(Data items)
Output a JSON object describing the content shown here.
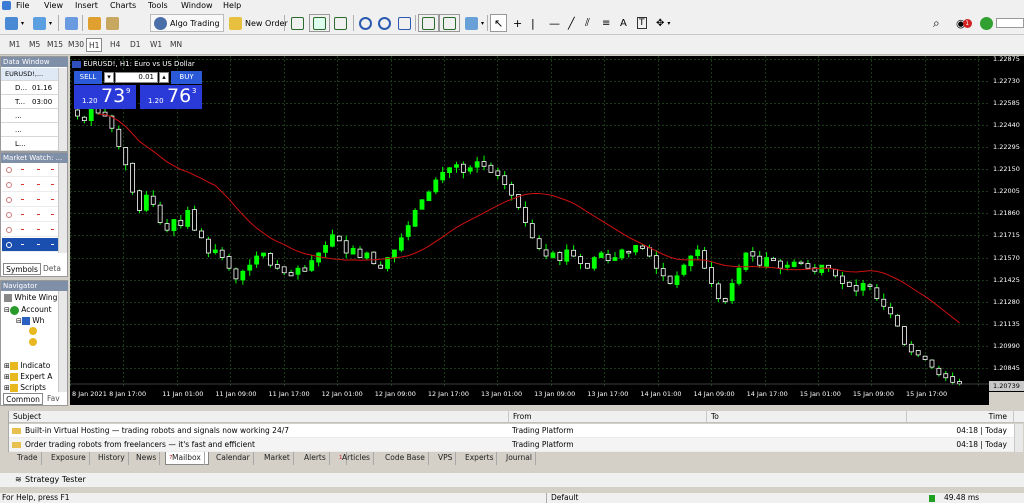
{
  "menu": [
    "File",
    "View",
    "Insert",
    "Charts",
    "Tools",
    "Window",
    "Help"
  ],
  "toolbar": {
    "algo_label": "Algo Trading",
    "new_order_label": "New Order"
  },
  "timeframes": [
    "M1",
    "M5",
    "M15",
    "M30",
    "H1",
    "H4",
    "D1",
    "W1",
    "MN"
  ],
  "active_timeframe": "H1",
  "data_window": {
    "title": "Data Window",
    "symbol": "EURUSD!,...",
    "rows": [
      {
        "k": "D...",
        "v": "01.16"
      },
      {
        "k": "T...",
        "v": "03:00"
      },
      {
        "k": "",
        "v": "..."
      },
      {
        "k": "",
        "v": "..."
      },
      {
        "k": "L...",
        "v": ""
      }
    ]
  },
  "market_watch": {
    "title": "Market Watch: ...",
    "tabs": [
      "Symbols",
      "Deta"
    ]
  },
  "navigator": {
    "title": "Navigator",
    "items": [
      "White Wing",
      "Account",
      "Wh",
      "Indicato",
      "Expert A",
      "Scripts"
    ],
    "tabs": [
      "Common",
      "Fav"
    ]
  },
  "chart": {
    "title": "EURUSD!, H1:  Euro vs US Dollar",
    "sell_label": "SELL",
    "buy_label": "BUY",
    "lot": "0.01",
    "sell_prefix": "1.20",
    "sell_big": "73",
    "sell_sup": "9",
    "buy_prefix": "1.20",
    "buy_big": "76",
    "buy_sup": "3",
    "current_price": "1.20739",
    "colors": {
      "bull": "#00ff00",
      "bear": "#ffffff",
      "ma": "#d01010",
      "grid": "#1a3a1a"
    }
  },
  "chart_data": {
    "type": "candlestick",
    "price_ticks": [
      "1.22875",
      "1.22730",
      "1.22585",
      "1.22440",
      "1.22295",
      "1.22150",
      "1.22005",
      "1.21860",
      "1.21715",
      "1.21570",
      "1.21425",
      "1.21280",
      "1.21135",
      "1.20990",
      "1.20845"
    ],
    "time_ticks": [
      "8 Jan 2021",
      "8 Jan 17:00",
      "11 Jan 01:00",
      "11 Jan 09:00",
      "11 Jan 17:00",
      "12 Jan 01:00",
      "12 Jan 09:00",
      "12 Jan 17:00",
      "13 Jan 01:00",
      "13 Jan 09:00",
      "13 Jan 17:00",
      "14 Jan 01:00",
      "14 Jan 09:00",
      "14 Jan 17:00",
      "15 Jan 01:00",
      "15 Jan 09:00",
      "15 Jan 17:00"
    ],
    "closes": [
      1.225,
      1.2247,
      1.2256,
      1.2252,
      1.225,
      1.2242,
      1.223,
      1.2218,
      1.22,
      1.2188,
      1.2198,
      1.2192,
      1.218,
      1.2175,
      1.2182,
      1.2178,
      1.2188,
      1.2175,
      1.217,
      1.216,
      1.2162,
      1.2157,
      1.215,
      1.2143,
      1.2148,
      1.2152,
      1.2158,
      1.216,
      1.2152,
      1.215,
      1.2147,
      1.2145,
      1.215,
      1.2148,
      1.2155,
      1.216,
      1.2165,
      1.2172,
      1.2168,
      1.216,
      1.2163,
      1.2157,
      1.216,
      1.2153,
      1.215,
      1.2157,
      1.2162,
      1.217,
      1.2178,
      1.2188,
      1.2195,
      1.22,
      1.2208,
      1.2213,
      1.2216,
      1.2218,
      1.2213,
      1.2216,
      1.222,
      1.2217,
      1.2213,
      1.2211,
      1.2205,
      1.2198,
      1.219,
      1.218,
      1.217,
      1.2163,
      1.2158,
      1.216,
      1.2155,
      1.2162,
      1.2158,
      1.2153,
      1.215,
      1.2157,
      1.216,
      1.2155,
      1.2157,
      1.2162,
      1.216,
      1.2165,
      1.2163,
      1.2158,
      1.215,
      1.2145,
      1.214,
      1.2145,
      1.2152,
      1.2158,
      1.2162,
      1.215,
      1.214,
      1.213,
      1.2128,
      1.214,
      1.215,
      1.216,
      1.2158,
      1.2152,
      1.2157,
      1.2155,
      1.215,
      1.2152,
      1.2154,
      1.2153,
      1.215,
      1.2148,
      1.2152,
      1.215,
      1.2145,
      1.214,
      1.2138,
      1.2135,
      1.214,
      1.2138,
      1.213,
      1.2125,
      1.212,
      1.2112,
      1.21,
      1.2095,
      1.2093,
      1.209,
      1.2085,
      1.208,
      1.2078,
      1.2075,
      1.2074
    ]
  },
  "mailbox": {
    "headers": [
      "Subject",
      "From",
      "To",
      "Time"
    ],
    "rows": [
      {
        "subject": "Built-in Virtual Hosting — trading robots and signals now working 24/7",
        "from": "Trading Platform",
        "to": "",
        "time": "04:18 | Today"
      },
      {
        "subject": "Order trading robots from freelancers — it's fast and efficient",
        "from": "Trading Platform",
        "to": "",
        "time": "04:18 | Today"
      }
    ]
  },
  "bottom_tabs": [
    "Trade",
    "Exposure",
    "History",
    "News",
    "Mailbox",
    "Calendar",
    "Market",
    "Alerts",
    "Articles",
    "Code Base",
    "VPS",
    "Experts",
    "Journal"
  ],
  "active_tab": "Mailbox",
  "mailbox_badge": "7",
  "articles_badge": "1",
  "notification_count": "1",
  "tester_label": "Strategy Tester",
  "status": {
    "help": "For Help, press F1",
    "profile": "Default",
    "speed": "49.48 ms"
  }
}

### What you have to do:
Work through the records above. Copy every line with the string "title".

### Exercise solution:
    "title": "Data Window",
    "title": "Market Watch: ...",
    "title": "Navigator",
    "title": "EURUSD!, H1:  Euro vs US Dollar",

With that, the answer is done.